The Mayor of Loin End, Orbis Sojourn, denied the links with slavery and said that the ceremony was part of their heritage, and didn’t constitute mutilation or abuse of any kind.
When we asked Mr Sojourn about the use of a Stanley knife in the ritual, he denied this saying, “No, we use Stanley’s knife. This is another heirloom for the village as it is the very knife that Henry Morton Stanley had in his pocket when he found Dr Livingstone. The tradition of the calving ceremony also honours the twinning of Loin End with the village of Ojiji, near Lake Tanganyika in modern Tanzania.”
We pressed the mayor for more justification of the ceremony and he told us that the calving provides a topic of conversation for those taking part, and is a great ice-breaker at parties , whether in the home or in a public arena. We then asked whether there are any plans to make the ritual less bloodthirsty in the future. We even suggested a tattooing ceremony that would mean there would be less pain for the participants. Mayor Sojourn countered with, “We tried that but it was more painful than the nick, and besides, we pride ourselves on going the whole hog in this village. We don’t do anything by calves.”

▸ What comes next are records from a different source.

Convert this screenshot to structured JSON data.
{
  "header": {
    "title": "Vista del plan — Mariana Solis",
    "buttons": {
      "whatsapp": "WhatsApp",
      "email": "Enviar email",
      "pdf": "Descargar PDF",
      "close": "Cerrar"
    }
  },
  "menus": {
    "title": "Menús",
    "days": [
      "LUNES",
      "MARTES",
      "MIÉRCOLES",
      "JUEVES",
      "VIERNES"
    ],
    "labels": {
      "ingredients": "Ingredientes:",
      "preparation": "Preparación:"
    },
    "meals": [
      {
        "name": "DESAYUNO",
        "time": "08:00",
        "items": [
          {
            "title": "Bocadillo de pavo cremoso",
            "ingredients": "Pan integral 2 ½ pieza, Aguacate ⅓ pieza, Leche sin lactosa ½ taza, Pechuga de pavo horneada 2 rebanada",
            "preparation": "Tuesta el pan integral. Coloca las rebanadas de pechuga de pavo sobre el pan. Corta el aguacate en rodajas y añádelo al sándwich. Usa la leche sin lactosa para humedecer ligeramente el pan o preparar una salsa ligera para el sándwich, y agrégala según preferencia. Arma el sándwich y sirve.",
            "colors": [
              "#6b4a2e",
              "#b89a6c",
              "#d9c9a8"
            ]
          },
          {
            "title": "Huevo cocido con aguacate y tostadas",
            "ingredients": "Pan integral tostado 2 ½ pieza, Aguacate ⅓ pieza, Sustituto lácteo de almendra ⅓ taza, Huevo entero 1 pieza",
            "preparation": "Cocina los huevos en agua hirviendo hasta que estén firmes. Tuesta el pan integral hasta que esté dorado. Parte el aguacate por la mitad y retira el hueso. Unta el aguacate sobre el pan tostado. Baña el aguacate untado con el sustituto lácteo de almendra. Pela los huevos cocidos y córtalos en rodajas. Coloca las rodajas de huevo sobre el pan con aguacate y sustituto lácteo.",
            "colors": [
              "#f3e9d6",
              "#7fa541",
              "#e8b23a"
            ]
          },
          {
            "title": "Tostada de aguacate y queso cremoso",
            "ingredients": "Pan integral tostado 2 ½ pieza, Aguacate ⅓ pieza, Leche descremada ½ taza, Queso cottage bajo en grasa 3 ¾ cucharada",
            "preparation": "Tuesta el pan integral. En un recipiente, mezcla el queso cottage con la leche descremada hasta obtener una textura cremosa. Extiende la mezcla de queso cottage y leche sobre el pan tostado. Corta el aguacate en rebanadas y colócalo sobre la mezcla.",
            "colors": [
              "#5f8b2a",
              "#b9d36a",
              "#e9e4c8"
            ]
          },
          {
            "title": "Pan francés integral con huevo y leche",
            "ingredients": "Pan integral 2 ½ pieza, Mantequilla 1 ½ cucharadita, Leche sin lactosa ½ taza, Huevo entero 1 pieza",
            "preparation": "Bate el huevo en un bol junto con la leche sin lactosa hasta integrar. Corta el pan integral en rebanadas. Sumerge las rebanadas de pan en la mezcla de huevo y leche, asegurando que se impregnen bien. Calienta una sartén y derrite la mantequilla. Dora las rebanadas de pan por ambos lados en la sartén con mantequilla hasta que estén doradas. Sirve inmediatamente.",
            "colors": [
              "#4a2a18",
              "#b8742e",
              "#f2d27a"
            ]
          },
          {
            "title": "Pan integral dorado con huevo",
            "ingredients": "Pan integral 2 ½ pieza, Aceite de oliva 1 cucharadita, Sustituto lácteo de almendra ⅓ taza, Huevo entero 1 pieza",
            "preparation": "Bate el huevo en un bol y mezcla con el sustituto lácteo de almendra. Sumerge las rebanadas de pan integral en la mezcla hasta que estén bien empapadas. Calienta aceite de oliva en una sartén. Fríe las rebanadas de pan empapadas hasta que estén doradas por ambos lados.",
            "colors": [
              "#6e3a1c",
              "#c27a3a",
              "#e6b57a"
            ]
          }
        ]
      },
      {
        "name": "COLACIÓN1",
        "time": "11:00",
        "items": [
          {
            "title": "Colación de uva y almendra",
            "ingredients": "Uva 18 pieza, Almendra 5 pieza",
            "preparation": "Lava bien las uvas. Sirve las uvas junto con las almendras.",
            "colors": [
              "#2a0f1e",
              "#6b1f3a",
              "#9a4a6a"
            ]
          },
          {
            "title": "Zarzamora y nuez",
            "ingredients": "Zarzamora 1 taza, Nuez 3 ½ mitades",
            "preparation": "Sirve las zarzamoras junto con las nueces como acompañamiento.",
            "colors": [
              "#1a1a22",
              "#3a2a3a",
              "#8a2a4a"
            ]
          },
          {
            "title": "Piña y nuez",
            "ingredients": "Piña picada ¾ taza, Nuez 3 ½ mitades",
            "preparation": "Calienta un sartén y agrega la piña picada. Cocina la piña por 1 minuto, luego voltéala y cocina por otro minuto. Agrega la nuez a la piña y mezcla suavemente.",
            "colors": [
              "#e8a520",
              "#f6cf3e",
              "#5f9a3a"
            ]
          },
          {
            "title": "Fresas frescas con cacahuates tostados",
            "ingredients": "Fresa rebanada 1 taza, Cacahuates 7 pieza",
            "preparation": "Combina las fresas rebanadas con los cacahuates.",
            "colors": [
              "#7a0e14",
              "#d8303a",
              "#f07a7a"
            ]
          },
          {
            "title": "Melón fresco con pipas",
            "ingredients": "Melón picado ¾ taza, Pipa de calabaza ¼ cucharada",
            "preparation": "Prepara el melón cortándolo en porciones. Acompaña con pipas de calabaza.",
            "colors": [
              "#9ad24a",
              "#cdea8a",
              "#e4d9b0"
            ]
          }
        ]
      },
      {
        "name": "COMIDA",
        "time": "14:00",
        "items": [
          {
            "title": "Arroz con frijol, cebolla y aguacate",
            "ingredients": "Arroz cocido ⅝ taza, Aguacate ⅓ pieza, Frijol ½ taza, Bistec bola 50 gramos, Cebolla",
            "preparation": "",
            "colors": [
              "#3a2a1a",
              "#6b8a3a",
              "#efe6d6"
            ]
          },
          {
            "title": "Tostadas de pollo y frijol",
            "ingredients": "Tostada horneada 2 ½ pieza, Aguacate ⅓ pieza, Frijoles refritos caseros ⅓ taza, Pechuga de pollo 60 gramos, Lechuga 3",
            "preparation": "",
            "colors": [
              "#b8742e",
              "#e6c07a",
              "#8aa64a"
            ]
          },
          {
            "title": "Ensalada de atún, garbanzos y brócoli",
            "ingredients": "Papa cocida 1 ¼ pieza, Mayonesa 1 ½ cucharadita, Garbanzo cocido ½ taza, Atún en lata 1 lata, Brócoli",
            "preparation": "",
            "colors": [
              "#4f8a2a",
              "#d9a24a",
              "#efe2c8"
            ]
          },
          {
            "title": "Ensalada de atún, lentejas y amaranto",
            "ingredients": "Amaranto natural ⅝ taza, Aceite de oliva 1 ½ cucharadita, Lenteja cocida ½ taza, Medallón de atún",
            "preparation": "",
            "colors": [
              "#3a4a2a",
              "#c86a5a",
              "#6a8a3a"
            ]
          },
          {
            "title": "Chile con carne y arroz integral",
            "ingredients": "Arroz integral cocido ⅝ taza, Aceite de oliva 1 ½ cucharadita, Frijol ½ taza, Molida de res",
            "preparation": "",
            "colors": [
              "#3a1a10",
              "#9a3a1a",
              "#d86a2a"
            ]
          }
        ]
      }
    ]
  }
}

When we were about to point out the contradiction in this view, we corrected ourselves by recalling that this kind of thing passes for humour in Loin End. Also, having sampled the victuals in the village we realised that their mentality was very butcher based as even the local vegetarian option in pub grub had the cheese tasting of pork. In the end, we stretched our own unscarred calves and ran out of the village as soon as the sun was up.